WHAT TO DO:
Pull every line with "Facebook" from the material.

EXCERPTED DATA:
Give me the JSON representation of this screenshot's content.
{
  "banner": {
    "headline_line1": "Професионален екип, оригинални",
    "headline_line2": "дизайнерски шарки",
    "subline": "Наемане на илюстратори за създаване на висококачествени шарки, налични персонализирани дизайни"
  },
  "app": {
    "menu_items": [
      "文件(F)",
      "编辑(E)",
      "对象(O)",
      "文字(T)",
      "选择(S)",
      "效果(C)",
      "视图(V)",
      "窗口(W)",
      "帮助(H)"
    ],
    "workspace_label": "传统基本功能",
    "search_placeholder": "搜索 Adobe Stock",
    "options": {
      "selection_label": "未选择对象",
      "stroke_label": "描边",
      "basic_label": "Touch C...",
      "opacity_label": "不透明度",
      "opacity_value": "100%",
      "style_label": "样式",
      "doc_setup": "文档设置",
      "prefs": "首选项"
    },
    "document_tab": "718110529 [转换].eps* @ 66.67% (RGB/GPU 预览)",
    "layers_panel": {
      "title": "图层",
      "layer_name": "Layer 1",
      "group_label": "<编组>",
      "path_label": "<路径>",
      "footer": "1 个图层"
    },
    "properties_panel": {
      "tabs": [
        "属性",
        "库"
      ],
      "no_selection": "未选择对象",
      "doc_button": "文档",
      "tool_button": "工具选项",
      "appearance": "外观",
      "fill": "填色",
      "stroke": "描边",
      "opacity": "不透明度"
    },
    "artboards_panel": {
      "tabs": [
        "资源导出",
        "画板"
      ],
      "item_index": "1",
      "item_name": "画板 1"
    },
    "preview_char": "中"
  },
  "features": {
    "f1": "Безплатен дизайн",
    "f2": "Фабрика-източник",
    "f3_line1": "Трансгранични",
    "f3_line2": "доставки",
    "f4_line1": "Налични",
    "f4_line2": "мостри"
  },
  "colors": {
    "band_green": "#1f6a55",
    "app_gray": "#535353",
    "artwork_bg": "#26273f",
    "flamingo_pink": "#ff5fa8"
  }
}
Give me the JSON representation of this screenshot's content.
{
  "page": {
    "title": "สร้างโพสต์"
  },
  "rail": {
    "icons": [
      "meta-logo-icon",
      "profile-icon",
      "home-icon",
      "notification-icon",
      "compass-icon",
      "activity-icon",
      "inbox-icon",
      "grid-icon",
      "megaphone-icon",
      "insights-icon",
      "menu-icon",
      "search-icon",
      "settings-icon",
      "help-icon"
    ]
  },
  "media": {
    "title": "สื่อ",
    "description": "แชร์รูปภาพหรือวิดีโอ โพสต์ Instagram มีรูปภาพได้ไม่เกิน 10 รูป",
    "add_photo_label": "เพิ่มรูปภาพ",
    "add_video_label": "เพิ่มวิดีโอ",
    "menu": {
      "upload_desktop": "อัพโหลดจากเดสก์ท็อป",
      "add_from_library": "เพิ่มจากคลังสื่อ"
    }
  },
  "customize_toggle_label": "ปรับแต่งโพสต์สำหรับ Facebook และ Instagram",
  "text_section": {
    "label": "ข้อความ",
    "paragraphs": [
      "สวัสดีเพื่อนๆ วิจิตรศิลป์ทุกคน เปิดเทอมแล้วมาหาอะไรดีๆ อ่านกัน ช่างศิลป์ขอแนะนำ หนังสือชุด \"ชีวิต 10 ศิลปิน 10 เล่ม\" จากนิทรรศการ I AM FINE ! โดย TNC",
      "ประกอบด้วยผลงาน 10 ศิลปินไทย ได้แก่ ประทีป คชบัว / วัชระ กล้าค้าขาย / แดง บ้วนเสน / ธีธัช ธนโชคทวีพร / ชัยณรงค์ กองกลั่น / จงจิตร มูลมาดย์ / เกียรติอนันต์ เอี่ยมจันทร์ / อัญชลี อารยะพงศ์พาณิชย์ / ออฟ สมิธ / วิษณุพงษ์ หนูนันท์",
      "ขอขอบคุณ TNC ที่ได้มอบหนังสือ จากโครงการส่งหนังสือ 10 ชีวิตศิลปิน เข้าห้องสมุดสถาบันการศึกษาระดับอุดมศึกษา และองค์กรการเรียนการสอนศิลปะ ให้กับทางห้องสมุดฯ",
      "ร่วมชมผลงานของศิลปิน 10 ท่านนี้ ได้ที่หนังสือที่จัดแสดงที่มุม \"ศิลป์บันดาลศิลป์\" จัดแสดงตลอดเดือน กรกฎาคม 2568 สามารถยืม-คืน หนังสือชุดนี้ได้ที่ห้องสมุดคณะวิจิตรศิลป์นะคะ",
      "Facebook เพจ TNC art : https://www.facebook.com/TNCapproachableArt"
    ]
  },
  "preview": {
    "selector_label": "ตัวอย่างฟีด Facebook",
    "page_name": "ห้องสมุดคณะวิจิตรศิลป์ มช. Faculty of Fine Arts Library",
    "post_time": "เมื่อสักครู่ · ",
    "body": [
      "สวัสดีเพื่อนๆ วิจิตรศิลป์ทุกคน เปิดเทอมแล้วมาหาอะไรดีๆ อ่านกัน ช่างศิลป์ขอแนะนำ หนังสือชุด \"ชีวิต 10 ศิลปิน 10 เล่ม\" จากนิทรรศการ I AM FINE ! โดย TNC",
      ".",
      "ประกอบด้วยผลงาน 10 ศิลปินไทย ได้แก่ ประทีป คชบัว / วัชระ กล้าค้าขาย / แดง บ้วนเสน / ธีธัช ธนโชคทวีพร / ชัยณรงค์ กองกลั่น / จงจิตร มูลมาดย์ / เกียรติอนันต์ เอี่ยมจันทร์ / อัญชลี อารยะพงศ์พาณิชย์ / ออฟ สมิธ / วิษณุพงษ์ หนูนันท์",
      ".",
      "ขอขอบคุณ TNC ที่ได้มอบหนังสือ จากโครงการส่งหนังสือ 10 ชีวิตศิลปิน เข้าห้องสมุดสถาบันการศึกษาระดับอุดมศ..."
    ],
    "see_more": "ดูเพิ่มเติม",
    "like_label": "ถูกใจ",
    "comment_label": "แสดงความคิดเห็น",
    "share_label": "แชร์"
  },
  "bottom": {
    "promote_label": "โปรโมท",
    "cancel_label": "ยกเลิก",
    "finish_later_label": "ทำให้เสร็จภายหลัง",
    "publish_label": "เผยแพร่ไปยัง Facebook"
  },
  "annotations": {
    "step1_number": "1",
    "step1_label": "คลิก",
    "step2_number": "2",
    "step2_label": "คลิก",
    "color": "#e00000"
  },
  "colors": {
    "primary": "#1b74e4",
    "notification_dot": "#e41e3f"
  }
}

ANSWER AREA:
  "customize_toggle_label": "ปรับแต่งโพสต์สำหรับ Facebook และ Instagram",
      "Facebook เพจ TNC art : https://www.facebook.com/TNCapproachableArt"
    "selector_label": "ตัวอย่างฟีด Facebook",
    "publish_label": "เผยแพร่ไปยัง Facebook"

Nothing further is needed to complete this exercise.